This project is cool, but doesn't solve the fundamental issue that CSS support in email clients is just very poor.

> Which of these two codes can you understand faster?

The first one, definitely! The first one shows the structure of the document and places the button in context. I cant actually tell that the second example is equivalent, since there's no "rest of the document" or if there is it's done by magic behind the scenes.

Edit: I don't want to come off as too harsh on this project, this example is relatively simple so it probably doesn't show off the power of programming your email templates as code.

This looks interesting but I think I'll stick with MJML [1] for a while.

I can see that a few other people already brought up MJML so I hope I can have some value added but basically MJML is fanatical about making sure all their changes are supported on a very wide range of email clients. They have hundreds of contributors and 10k+ starts on Github all fixing bugs and compatibility. The project has 2000+ commits. Any new framework that comes out is going to have a lot of catching up to do.

When I use MJML I feel very confident my email will work on many different email clients. And even be responsive.

[1] https://mjml.io/

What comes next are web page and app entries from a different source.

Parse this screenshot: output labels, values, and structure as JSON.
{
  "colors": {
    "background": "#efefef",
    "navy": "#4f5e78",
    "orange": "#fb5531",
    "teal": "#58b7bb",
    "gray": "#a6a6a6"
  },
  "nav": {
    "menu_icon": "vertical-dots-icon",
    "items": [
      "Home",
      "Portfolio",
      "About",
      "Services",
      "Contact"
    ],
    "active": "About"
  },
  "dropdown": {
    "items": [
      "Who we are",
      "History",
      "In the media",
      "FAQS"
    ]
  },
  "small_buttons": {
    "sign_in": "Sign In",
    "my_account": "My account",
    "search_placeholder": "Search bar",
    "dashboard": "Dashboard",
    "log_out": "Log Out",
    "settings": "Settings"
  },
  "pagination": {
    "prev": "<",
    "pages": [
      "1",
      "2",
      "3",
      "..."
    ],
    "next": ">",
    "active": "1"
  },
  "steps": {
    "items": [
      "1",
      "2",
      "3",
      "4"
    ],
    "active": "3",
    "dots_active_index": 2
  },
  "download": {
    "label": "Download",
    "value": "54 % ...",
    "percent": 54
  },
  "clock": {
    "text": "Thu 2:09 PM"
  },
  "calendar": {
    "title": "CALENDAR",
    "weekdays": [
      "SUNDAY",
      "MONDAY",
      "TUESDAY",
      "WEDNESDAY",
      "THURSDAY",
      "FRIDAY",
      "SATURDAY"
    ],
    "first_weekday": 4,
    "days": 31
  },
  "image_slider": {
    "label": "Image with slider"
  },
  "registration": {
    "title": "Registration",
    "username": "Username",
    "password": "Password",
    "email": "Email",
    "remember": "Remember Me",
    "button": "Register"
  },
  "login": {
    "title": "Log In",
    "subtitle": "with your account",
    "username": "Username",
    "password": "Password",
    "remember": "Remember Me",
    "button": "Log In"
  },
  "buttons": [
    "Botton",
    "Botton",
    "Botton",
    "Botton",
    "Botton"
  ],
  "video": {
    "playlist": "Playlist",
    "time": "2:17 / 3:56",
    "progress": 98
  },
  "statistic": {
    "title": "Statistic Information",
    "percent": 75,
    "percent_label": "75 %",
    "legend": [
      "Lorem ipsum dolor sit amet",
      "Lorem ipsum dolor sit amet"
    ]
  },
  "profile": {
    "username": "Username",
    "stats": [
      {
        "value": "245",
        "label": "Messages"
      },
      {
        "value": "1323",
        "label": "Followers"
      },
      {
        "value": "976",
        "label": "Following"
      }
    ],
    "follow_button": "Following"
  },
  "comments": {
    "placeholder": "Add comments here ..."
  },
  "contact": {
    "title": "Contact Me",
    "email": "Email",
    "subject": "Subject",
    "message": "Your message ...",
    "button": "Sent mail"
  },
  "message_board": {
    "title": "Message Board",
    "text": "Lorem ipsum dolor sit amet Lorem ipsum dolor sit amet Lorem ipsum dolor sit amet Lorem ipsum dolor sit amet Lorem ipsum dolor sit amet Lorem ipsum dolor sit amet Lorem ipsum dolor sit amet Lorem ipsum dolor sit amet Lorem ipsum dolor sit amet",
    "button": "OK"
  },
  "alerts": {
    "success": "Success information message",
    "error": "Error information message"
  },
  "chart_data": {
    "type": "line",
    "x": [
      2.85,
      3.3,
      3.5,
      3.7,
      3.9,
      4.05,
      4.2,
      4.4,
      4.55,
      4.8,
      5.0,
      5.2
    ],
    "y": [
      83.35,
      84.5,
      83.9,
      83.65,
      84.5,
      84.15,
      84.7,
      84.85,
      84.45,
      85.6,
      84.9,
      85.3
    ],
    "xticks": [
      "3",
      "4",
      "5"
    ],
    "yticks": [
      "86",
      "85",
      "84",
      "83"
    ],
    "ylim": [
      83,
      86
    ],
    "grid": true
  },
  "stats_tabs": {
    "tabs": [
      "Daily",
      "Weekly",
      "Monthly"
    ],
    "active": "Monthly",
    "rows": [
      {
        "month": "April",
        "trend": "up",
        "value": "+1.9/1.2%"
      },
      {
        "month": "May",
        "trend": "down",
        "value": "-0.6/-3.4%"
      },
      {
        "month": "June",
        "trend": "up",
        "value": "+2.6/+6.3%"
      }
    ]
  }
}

Check out https://mailing.run. Similar project that can be embedded or run as a standalone API. Also uses MJML which is indispensable for cross-client compatibility.

Another tip, I highly recommend a CSS minifier which inlines styles to fix a variety of CSS priority issues.

I’m a big fan of MJML (https://mjml.io), but I respect the nice work done here.
Just don't forget the plaintext version!

Even Gmail/Outlook/Yahoo users may disable js and/or HTML when reading mail.

> Which of these two codes can you understand faster?

To me, the first one, but I’m not convinced JSX is a good idea anywhere and I’ve been writing HTML for 30 years.

I worked on a transactional email infrastructure where we used to send 50k-100k emails at a time and a few million a day. We used inky and juice to customize email generation and caching partial templates using inky worked out well at scale. Only problem was with all the fallbacks, some emails used to get large enough and gmail used to clip them at the bottom. https://get.foundation/emails/docs/inky.html

Not sure if the framework is as advanced. But, seems to solve a lot of basic issues. Surprising that providers like sparkpost or ses are not able to solve generation at scale problem with templates.

If you send me HTML-only mail, you go in the bin.
I know multiple companies doing the same thing -- it's really great to use JSX that most JS shops will already know instead of introducing a whole other template language that (typically) have a brand new syntax, weird logic-in-html, and/or poor componentization.

Lot's of cool follow-on value-adds you can do once your emails are in JS like this. Like writing test cases to validate that none of your emails are susceptible to HTML injection. Or writing tests about never exceeding Gmail's 100kb limit. Or rendering your emails in Storybook.

Funny a few years ago I built exactly this for our company mailings. We checked out several frameworks and those are great if you only need an Email to look somewhat good and not have too specific of requirements.

But our Emails had to replicate other teams designs 1:1 pixel perfect. So we mostly used the same code blocks.

I needed some sort of framework that would organize those code blocks and jsx was perfect. I generated twig templates out of the JSX and used php to send the emails.

Have been using TSX for email templates for quite some time now. Works really well with just ReactDOMServer.renderToStaticMarkup() and juice to inline css.
Most e-mail templates can be easily coded by hand these days.

E-mail clients by and large show html properly too.

A few rules:

1. Inline css of course

2. Use pixels as units

3. Don’t get too fancy.

I tuned out as soon as I read the word. “React”.

I’m using pure html with the css of bootstrap email and I in-line it.

The problem with library is that they don’t go well across language, you need to call an api. (I use Java)

As of today, most email client understand the basic css.

this feels like adding alot more problems to solve one.. just use twig and make template... i mean how often do you need to re-design the email templates?
I am surprised people haven't brought up Maizzle yet: https://maizzle.com/